Employee assessment and performance reviews have been under fire for some time. Studies show that not only do people actively dislike performance reviews, they dread them, allowing them to interrupt real productivity and value delivery.

At the same time, most experts agree the real problem isn’t performance reviews or employee assessment, it’s organizations using outdated assessment practices that fail to take the individual, goals or other factors into account.

Performance reviews can add a lot of value for organizations that want to understand their employees, their actual productivity, and how they are reaching goals. These 5 tips will help you make those changes to improve your assessment practices.

Set Goals and Measure Performance Towards those Goals

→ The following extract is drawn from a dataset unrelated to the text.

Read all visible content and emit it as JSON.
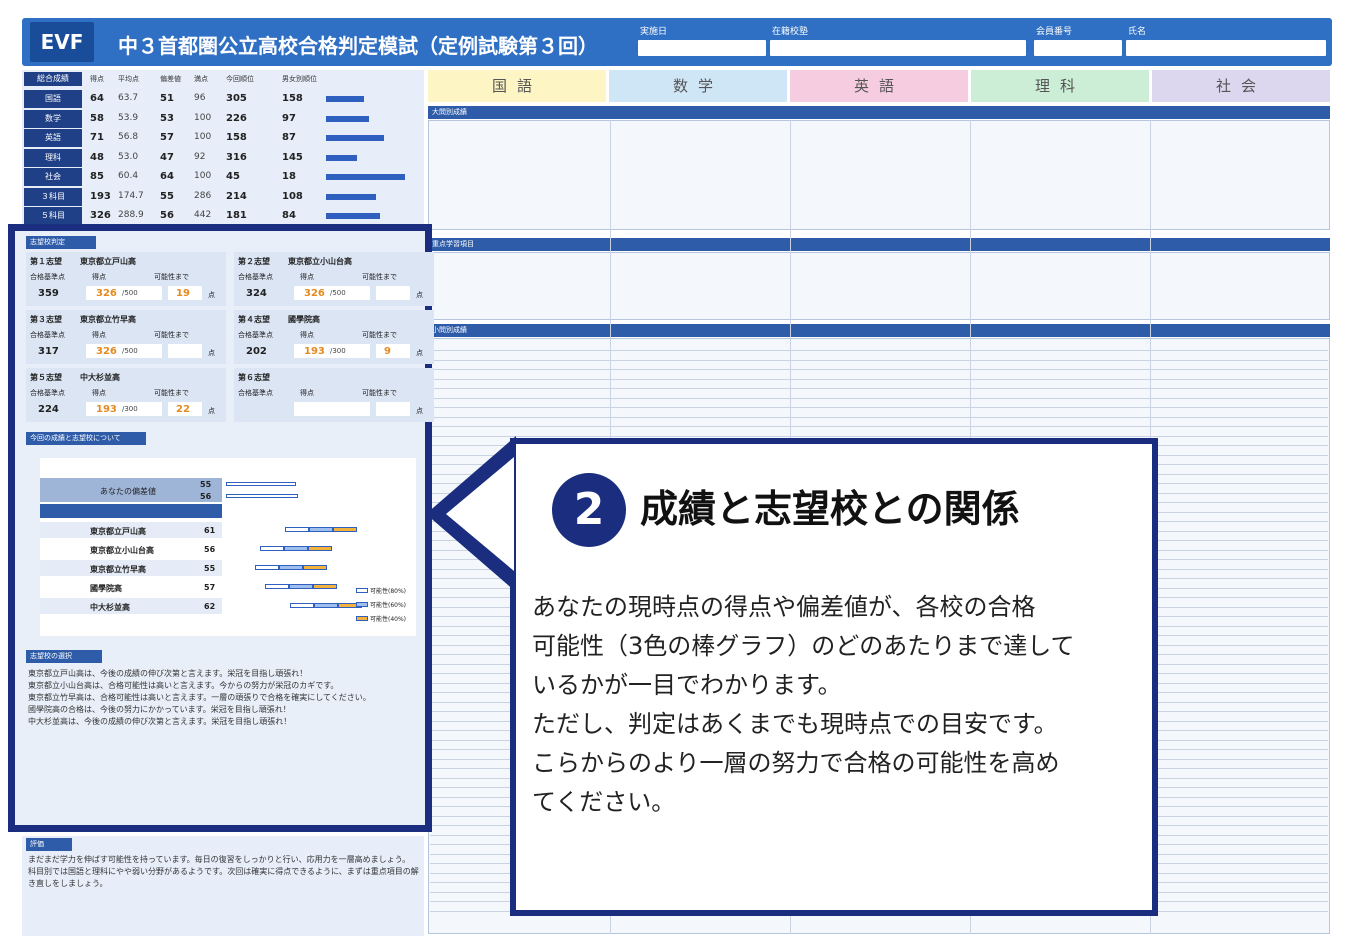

Yearly performance assessments have a long history in top-down organizations, where they’re used to reduce low performers, highlight candidates for promotion, and highlight those who are doing enough. This assessment practice results in stress, poor ratings, and a mandated percentage of employees at the top or bottom of a scale.

Setting goals and measuring performance against those goals allows you to create a more dynamic performance scale. For example, you can measure performance as a whole, measure performance in the light of individual, team, or organizational goals, and better understand what people are doing and why. This may mean redefining what you measure as part of performance, simply because flat output may not be a good measure of what an individual is actually doing.

Coach and Develop Employees at Every Level of Performance

Receiving negative feedback is almost never helpful in and of itself. However, if you combine feedback with coaching, mentoring, and development, it gives individuals an opportunity to improve. If someone performs poorly during assessment, coaching them to improve that performance would not only save you the cost of letting an employee go and recruiting a new one, it would increase loyalty from that employee.

Achieving coaching and development means creating a culture of coaching across your management and leadership teams. It also means investing in employees as a whole, so that when you see individuals struggling with something, you can introduce courses, classes, or mentoring from a peer or manager to solve the problem.

Create a Culture of Feedback

People often react badly to, are stressed by, or don’t know what to do with feedback because they aren’t accustomed to it. Creating a culture of feedback, rather than integrating it once per year, is an easy way to make this shift.

Integrating positive and negative feedback into daily and weekly meetings, asking leaders and managers to coach individuals on problem areas, and making time to actively invest in performance throughout the year will make a difference.

For example, if your teams are accustomed to receiving feedback after every project, actively discuss what went wrong and what could have been improved, share time management strategies, and work together to boost performance they won’t be stressed about the same thing happening on a company-wide scale.

Validate Assessment Practices and Results

No assessment practice should ever be run without some validation. This means checking your results against results without those practices, testing other practices, and checking to ensure that the data you are measuring impacts your organization in the way you think it does.

Validating assessment practices may require bringing in external help to do so and it may require using external benchmarks or data.

Keep Employees Involved

No matter how employee-friendly your assessment practices, it’s crucial to keep employees involved and in the loop. If you’re measuring something, they should know about it and why. Understanding what the organization sees as important is crucial to allowing teams to make good time-management decisions and judgement calls, will build trust inside the team, and will prevent issues where teams or individuals are underperforming because they didn’t understand their role. It also reduces fear and therefore attrition, because your employees know what you’re doing and trust you with that.

Improving employee assessment practices is about more than improving results, it’s about improving how you collect data, how and why it’s measured, and what you do with it.

Legacy assessment practices often collect data in relative secret, assign 20% of employees to a top tier and 20% to a bottom tier, and are forced to include or leave out some of those employees. Individuals who are failing in legacy systems rarely receive extra help.

Changing this into a modern assessment system that integrates feedback as an ongoing process, measures against existing goals, and works to coach and develop individuals at every level will improve your assessment practices.

About the Author: Jocelyn Pick